- **Exercise details**: Your answer should consist of each line below that contains the string "title".

- **Excerpts from an interface dataset**:
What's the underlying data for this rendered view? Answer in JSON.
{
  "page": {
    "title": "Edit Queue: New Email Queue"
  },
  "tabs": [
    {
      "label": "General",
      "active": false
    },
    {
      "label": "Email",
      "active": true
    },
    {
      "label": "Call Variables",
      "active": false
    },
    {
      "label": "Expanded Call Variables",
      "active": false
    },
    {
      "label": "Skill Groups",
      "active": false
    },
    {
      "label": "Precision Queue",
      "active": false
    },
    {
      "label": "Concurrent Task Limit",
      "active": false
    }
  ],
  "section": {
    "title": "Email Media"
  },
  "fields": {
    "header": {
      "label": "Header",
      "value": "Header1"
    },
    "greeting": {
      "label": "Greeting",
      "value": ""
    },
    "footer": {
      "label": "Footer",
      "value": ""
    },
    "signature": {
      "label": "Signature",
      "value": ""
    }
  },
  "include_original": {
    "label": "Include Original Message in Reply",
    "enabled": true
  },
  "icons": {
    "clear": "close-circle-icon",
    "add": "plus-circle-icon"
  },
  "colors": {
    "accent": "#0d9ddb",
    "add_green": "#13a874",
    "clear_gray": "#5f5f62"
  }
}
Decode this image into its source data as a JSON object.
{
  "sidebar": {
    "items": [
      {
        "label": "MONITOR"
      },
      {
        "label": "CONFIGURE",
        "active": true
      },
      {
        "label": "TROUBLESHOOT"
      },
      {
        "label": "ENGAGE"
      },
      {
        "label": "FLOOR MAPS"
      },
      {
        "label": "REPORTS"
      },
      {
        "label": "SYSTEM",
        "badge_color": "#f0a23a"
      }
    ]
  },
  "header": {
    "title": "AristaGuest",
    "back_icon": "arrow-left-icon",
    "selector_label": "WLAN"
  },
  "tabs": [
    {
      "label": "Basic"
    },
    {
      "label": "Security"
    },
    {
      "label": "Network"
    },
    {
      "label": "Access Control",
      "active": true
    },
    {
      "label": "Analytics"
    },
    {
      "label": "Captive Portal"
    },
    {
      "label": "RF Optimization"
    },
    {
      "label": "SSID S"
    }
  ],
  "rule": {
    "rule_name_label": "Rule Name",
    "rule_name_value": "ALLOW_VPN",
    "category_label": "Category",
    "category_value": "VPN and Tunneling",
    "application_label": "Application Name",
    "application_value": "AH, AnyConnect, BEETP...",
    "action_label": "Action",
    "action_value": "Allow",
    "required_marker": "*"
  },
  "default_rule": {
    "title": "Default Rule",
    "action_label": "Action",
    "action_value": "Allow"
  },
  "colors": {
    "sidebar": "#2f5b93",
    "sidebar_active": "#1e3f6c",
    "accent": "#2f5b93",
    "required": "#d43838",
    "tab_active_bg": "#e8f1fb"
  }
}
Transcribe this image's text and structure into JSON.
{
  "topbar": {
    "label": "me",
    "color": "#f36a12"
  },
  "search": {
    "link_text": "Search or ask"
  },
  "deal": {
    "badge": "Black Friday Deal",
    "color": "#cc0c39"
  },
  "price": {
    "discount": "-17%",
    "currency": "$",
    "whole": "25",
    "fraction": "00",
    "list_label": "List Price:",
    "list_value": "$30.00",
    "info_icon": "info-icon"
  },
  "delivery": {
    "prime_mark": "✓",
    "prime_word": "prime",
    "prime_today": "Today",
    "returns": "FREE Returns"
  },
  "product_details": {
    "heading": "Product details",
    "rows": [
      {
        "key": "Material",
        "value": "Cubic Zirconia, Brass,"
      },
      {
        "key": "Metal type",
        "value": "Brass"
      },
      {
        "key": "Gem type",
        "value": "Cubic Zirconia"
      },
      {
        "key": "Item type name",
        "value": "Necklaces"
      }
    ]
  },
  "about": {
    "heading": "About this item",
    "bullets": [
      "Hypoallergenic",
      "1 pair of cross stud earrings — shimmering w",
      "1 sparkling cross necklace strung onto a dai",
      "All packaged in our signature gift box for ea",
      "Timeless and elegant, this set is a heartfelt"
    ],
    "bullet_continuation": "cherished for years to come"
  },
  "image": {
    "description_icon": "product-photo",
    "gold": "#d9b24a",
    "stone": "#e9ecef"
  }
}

- **Exercise output**:
    "title": "Edit Queue: New Email Queue"
    "title": "Email Media"
    "title": "AristaGuest",
    "title": "Default Rule",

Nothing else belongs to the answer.